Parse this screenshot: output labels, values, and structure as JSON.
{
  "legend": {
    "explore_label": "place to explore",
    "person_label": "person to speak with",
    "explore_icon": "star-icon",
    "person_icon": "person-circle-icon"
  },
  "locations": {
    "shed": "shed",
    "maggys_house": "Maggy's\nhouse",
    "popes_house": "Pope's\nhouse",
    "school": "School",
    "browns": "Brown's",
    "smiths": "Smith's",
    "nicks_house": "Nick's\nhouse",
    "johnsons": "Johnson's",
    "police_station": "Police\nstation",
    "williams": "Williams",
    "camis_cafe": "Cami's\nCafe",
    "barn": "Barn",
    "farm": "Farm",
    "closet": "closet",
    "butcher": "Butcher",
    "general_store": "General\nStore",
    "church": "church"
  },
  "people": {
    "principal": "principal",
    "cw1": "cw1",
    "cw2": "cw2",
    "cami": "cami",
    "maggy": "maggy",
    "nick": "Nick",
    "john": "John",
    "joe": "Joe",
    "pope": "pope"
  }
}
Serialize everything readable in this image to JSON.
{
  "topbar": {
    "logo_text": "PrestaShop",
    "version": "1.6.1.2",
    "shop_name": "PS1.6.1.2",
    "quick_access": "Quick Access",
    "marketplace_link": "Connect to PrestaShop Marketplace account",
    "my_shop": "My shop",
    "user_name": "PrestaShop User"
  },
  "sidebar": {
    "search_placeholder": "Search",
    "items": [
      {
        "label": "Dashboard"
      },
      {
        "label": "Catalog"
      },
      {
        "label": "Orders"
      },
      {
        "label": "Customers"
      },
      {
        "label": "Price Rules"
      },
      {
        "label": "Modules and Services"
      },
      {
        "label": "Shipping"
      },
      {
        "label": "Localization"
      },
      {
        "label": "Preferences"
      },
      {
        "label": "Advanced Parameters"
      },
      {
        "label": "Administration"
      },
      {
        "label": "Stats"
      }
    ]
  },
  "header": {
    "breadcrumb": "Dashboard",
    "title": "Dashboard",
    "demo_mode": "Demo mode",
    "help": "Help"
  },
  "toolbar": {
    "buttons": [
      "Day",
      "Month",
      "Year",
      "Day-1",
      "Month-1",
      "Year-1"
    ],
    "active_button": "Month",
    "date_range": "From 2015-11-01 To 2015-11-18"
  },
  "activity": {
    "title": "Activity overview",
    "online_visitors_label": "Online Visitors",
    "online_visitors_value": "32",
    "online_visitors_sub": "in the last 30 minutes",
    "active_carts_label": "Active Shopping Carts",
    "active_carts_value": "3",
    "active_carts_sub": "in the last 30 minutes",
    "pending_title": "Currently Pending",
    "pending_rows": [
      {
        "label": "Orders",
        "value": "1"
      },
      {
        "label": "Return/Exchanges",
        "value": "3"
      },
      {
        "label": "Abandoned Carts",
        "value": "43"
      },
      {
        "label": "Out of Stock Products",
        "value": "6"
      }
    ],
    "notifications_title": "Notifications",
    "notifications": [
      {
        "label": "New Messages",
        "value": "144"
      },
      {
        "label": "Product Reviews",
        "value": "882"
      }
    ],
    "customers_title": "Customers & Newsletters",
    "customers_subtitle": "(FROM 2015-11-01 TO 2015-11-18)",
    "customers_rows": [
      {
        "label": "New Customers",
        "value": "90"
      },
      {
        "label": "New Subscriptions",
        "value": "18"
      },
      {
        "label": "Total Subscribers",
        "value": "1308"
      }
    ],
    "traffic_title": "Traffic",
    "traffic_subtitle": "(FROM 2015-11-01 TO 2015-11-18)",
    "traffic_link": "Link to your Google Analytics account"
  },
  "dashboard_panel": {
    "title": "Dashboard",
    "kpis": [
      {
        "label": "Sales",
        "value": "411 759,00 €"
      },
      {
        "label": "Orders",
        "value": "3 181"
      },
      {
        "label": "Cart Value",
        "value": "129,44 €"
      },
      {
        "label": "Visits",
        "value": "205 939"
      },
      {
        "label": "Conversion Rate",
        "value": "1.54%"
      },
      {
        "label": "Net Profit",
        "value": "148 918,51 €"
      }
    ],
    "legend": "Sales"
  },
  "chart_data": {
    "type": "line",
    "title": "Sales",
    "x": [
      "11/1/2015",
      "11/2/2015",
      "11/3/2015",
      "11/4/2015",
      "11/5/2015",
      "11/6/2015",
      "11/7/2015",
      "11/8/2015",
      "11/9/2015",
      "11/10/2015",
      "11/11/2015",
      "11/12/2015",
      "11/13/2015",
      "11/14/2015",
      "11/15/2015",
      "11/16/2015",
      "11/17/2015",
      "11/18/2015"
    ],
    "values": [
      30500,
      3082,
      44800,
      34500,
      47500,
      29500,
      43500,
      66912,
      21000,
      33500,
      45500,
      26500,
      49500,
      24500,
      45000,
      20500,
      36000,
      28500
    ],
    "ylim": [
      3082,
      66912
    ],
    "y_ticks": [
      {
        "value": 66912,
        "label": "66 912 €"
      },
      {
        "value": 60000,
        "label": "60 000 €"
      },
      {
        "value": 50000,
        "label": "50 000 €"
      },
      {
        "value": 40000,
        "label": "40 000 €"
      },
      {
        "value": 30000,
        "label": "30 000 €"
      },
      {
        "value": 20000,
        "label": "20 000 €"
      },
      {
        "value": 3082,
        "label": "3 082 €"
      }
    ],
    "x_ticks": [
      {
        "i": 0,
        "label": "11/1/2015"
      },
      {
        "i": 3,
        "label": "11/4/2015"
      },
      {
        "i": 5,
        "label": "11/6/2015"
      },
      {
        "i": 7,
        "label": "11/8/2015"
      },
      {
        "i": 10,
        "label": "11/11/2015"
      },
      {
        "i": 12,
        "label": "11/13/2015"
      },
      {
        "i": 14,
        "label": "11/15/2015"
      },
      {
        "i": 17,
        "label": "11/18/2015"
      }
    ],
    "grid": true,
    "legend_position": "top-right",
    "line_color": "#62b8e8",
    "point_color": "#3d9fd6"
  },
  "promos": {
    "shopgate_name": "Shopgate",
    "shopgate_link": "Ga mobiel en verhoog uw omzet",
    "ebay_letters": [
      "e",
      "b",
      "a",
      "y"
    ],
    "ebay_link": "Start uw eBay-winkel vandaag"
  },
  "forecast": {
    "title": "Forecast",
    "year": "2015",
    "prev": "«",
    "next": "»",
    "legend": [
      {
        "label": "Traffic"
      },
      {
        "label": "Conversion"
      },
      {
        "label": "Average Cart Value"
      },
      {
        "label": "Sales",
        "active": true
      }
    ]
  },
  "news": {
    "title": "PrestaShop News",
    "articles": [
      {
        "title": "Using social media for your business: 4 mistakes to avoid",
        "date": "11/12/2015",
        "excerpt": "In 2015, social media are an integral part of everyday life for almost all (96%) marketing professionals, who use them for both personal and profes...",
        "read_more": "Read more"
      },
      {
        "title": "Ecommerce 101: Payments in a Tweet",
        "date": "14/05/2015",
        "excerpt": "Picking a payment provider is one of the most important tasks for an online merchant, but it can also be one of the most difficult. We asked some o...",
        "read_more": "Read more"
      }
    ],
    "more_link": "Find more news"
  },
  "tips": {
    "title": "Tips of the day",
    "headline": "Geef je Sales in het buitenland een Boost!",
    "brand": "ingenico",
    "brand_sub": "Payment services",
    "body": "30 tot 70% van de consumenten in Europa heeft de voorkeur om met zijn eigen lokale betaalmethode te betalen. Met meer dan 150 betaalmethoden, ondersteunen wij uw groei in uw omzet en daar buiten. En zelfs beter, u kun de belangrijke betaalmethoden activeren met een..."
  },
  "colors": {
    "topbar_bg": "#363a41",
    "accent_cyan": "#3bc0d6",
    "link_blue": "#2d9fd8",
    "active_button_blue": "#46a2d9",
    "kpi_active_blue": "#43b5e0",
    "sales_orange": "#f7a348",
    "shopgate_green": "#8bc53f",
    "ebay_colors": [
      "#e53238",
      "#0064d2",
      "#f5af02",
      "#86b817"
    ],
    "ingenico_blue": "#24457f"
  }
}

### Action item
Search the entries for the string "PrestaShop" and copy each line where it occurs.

### Written reply
    "logo_text": "PrestaShop",
    "marketplace_link": "Connect to PrestaShop Marketplace account",
    "user_name": "PrestaShop User"
    "title": "PrestaShop News",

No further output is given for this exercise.